### Aim of the exercise
Copies of all lines that contain "Corel" are needed; take them from the data below.

━━━ Provided records

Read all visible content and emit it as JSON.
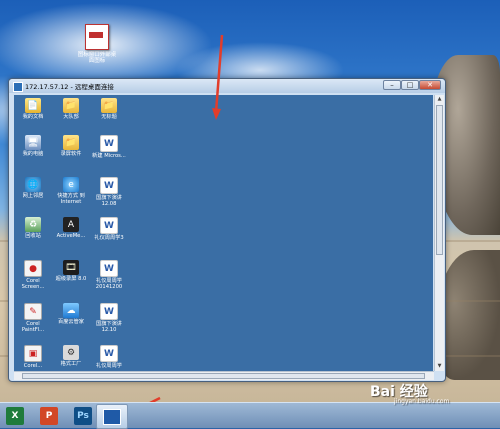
{
  "desktop": {
    "icon_label": "图标窗口外部桌面图标"
  },
  "window": {
    "title": "172.17.57.12 - 远程桌面连接",
    "min_glyph": "–",
    "max_glyph": "□",
    "close_glyph": "✕"
  },
  "remote_icons": [
    {
      "label": "我的文档",
      "glyph": "📄"
    },
    {
      "label": "大队部",
      "glyph": "📁"
    },
    {
      "label": "无标题",
      "glyph": "📁"
    },
    {
      "label": "我的电脑",
      "glyph": "🖥"
    },
    {
      "label": "录屏软件",
      "glyph": "📁"
    },
    {
      "label": "新建 Micros...",
      "glyph": "W"
    },
    {
      "label": "网上邻居",
      "glyph": "🌐"
    },
    {
      "label": "快捷方式 到 Internet",
      "glyph": "e"
    },
    {
      "label": "国旗下演讲 12.08",
      "glyph": "W"
    },
    {
      "label": "回收站",
      "glyph": "♻"
    },
    {
      "label": "ActiveMe...",
      "glyph": "A"
    },
    {
      "label": "礼仪周周学3",
      "glyph": "W"
    },
    {
      "label": "Corel Screen...",
      "glyph": "●"
    },
    {
      "label": "超级录屏 8.0",
      "glyph": "🎞"
    },
    {
      "label": "礼仪周周学 20141200",
      "glyph": "W"
    },
    {
      "label": "Corel PaintFl...",
      "glyph": "✎"
    },
    {
      "label": "百度云管家",
      "glyph": "☁"
    },
    {
      "label": "国旗下演讲 12.10",
      "glyph": "W"
    },
    {
      "label": "Corel...",
      "glyph": "▣"
    },
    {
      "label": "格式工厂",
      "glyph": "⚙"
    },
    {
      "label": "礼仪周周学",
      "glyph": "W"
    }
  ],
  "taskbar": {
    "excel": "X",
    "ppt": "P",
    "ps": "Ps"
  },
  "watermark": {
    "main": "Bai 经验",
    "sub": "jingyan.baidu.com"
  },
  "colors": {
    "remote_bg": "#3a6ea5",
    "arrow": "#e23d2b"
  }
}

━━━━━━

### The answer
      "label": "Corel Screen...",
      "label": "Corel PaintFl...",
      "label": "Corel...",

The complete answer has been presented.